How to Easily Improve Your Golf Game with Exercise
If you are like me, early in my golf career, I was always taught that the way to improve your play is to refine your swing, spend hours at the driving range, become proficient at course management, etc. While that is certainly true, few of us have the time or the finances to work on these factors enough to elicit a permanent change.
Fortunately, recent research suggests that golfers can improve their capabilities on the course far easier by working on physical factors and limitations. In fact, it has been suggested that poor swing technique can be a result of these common issues: poor core stability, lack of shoulder flexibility, and lack of gluteal/core strength. According to the Titleist Performance Institute (TPI), these limitations often will lead to several significant errors in your golf swing. Here are a few examples of how physical limitation may impact the quality of your swing:
If you have poor core stability, you will often lose your posture during your backswing. This will negatively influence many factors! Most importantly, it will alter your swing plane making it difficult to create good direct contact with the ball.
With a lack of shoulder flexibility, another part of your body will make up for range of motion needed during the swing. This typically happens by excessively bending your trailing elbow during your backswing. Bending the elbow, almost always decreases how hard you can hit the golf ball.
Glute and core strength also help with posture during your swing. Often times, those with a weak core will extend their back far too early in the swing. This will also break the normal swing plane.
The three tests that were provided during last month’s article were used to assess for some of these impairments. Core stability was assessed using the single leg balance test; shoulder flexibility is determined via the 90-90 test, and gluteal and core strength is demonstrated with the single leg bridge. If you found yourself unable to appropriately perform any of these tests, here are some suggestions for exercises to help you improve.

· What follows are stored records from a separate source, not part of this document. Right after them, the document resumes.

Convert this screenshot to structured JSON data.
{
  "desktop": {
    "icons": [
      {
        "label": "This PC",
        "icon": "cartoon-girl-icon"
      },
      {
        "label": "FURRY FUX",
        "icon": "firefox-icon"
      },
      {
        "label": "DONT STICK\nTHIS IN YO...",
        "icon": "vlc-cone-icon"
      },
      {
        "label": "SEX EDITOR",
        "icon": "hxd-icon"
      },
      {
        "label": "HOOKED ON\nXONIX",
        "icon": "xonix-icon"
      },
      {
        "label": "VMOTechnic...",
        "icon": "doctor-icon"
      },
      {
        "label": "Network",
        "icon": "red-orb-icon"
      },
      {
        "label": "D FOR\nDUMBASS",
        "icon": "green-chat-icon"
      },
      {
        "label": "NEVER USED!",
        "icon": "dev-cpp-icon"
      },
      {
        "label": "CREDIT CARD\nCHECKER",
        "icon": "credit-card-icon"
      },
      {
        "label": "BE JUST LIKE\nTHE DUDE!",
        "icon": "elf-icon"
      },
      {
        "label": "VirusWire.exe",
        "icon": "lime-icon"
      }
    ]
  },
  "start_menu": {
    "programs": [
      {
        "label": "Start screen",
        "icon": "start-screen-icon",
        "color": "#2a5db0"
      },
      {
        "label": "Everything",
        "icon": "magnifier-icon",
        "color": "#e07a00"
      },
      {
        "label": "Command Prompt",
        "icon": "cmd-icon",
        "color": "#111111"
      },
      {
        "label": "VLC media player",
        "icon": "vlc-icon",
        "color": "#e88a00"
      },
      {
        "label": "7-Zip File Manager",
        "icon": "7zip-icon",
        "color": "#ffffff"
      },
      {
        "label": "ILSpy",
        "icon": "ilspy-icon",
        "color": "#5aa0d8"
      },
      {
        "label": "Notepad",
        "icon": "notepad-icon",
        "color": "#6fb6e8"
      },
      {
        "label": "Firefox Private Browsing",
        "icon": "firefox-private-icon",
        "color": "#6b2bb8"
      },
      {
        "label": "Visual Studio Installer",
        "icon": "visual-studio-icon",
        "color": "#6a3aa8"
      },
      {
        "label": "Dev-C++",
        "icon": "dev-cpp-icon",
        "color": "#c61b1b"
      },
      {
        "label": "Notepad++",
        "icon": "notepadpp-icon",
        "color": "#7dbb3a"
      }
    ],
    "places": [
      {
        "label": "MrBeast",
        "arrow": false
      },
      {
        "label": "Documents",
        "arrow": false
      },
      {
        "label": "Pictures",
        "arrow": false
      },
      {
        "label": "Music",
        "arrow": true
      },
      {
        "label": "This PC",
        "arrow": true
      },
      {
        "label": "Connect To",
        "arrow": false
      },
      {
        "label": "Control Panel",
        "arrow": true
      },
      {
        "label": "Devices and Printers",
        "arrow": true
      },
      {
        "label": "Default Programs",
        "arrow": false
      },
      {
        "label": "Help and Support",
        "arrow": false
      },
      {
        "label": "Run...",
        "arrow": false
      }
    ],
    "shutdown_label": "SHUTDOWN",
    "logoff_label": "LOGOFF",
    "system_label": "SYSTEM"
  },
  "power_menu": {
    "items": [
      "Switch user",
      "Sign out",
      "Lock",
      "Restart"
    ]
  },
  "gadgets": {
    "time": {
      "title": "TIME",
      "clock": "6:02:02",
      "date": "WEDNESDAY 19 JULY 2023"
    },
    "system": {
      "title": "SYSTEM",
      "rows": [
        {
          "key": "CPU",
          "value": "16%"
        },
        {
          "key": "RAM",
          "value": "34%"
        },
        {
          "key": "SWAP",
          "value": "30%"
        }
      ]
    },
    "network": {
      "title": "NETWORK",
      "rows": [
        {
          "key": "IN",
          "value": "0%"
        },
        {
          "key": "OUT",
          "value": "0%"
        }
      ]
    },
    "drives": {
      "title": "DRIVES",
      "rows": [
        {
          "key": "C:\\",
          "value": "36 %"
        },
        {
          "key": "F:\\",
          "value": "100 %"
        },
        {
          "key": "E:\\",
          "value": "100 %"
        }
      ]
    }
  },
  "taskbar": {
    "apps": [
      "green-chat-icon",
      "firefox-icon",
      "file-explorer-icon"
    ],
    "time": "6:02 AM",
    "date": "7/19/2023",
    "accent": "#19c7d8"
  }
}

For this exercise, try to hold for 30 seconds to 1 minute a few times a day.
While there is no magic number for repetitions, it is very important that you are able to perform this exercise with good form. Work on both sides!

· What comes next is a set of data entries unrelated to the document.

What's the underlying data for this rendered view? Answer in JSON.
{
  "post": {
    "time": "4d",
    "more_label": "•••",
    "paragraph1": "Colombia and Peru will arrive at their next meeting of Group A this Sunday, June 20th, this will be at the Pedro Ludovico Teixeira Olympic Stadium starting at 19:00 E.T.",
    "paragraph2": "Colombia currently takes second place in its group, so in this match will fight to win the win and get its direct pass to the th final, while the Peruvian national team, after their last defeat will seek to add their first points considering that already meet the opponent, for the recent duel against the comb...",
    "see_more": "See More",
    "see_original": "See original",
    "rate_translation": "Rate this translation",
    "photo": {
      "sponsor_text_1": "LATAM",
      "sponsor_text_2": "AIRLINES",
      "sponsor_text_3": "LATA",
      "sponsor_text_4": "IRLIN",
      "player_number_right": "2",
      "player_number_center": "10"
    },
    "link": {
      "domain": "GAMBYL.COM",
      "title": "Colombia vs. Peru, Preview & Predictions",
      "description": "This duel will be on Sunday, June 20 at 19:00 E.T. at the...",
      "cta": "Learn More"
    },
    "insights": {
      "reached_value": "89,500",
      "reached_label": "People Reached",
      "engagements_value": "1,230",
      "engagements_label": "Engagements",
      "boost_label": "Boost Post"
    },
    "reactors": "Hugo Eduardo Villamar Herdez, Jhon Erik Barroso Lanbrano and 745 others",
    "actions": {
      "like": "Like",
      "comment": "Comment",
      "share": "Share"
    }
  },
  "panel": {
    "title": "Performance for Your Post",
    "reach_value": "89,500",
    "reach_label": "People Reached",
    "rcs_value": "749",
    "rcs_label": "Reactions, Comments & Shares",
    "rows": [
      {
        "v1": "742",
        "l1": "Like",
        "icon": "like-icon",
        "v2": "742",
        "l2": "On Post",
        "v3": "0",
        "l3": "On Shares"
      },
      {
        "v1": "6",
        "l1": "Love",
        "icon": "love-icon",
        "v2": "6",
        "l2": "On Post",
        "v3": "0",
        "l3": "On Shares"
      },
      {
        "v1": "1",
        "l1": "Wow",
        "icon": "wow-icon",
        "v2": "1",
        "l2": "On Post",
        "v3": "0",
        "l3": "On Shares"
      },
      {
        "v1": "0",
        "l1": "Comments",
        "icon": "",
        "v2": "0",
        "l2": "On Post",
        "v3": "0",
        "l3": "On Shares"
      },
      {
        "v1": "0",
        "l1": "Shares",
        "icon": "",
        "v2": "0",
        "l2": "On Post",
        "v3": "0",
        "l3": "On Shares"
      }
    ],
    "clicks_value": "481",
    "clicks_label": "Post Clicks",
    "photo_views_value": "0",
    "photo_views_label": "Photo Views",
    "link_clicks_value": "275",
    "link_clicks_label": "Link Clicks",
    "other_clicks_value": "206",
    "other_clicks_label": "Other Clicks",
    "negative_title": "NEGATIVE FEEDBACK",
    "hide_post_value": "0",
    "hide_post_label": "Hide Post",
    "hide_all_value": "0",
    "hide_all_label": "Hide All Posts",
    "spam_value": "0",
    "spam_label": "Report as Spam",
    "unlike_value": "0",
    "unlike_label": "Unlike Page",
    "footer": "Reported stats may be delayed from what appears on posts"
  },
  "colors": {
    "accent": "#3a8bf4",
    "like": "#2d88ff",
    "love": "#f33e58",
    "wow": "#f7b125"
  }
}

For this exercise, try for about 15-20 repetitions per day. Remember to keep the knee on a pillow or foam roller to prevent you from cheating! Try to drag that hand on the floor if possible. Work on both sides!
For the bridge, try to work up towards 10 x 10 second holds. If you are able to maintain good form/alignment, progress to the marching bridge (5 sets of 10 marches). Make sure your hips do not drop!

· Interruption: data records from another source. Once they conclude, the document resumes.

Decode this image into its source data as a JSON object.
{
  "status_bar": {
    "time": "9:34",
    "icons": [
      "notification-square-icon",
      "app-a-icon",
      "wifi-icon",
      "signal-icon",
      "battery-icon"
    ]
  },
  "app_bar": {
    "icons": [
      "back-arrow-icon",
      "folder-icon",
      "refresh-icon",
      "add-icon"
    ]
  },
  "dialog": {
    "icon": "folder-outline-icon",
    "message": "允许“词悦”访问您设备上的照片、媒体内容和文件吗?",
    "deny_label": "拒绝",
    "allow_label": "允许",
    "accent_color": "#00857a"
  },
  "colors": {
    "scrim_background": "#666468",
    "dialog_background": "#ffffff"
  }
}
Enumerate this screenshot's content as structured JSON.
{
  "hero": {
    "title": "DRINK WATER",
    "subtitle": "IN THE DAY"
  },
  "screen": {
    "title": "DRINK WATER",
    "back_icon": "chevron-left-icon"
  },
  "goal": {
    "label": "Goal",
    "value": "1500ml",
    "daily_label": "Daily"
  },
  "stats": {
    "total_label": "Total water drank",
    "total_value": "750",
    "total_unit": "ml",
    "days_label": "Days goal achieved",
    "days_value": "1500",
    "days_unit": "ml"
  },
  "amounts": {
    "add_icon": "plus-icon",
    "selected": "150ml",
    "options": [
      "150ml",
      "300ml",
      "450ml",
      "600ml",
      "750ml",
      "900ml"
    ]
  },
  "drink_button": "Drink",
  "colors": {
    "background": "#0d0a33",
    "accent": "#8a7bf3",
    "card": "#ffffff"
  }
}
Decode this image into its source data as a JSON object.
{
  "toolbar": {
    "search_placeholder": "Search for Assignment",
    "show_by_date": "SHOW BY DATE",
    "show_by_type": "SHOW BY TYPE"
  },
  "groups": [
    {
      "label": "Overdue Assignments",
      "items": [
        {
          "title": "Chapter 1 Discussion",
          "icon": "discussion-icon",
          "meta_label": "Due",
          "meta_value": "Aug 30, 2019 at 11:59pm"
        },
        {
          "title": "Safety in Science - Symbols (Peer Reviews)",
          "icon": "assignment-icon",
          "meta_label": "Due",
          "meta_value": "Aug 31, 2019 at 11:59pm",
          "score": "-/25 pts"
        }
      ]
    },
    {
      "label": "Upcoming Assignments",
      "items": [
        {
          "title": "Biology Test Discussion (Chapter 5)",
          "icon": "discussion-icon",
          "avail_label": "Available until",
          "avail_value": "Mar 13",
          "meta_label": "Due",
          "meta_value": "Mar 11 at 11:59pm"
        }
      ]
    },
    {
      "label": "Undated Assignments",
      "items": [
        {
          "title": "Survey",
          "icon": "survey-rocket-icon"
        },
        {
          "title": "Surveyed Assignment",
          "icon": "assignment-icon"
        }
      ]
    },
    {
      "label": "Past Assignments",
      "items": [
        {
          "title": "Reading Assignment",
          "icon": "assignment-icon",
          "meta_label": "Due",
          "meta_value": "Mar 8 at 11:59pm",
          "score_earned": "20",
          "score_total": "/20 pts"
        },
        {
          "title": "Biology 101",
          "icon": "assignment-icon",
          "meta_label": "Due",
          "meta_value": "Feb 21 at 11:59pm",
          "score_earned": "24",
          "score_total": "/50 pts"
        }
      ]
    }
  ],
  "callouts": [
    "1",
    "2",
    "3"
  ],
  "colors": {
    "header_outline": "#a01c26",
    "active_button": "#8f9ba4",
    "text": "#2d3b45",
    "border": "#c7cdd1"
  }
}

These exercises are a fast and easy way to help you begin to make positive changes in your golf game. As always, if you have any golf related questions, please feel free to contract our golf expert, Dr. Michael Johnson, PT, DPT at firstname.lastname@example.org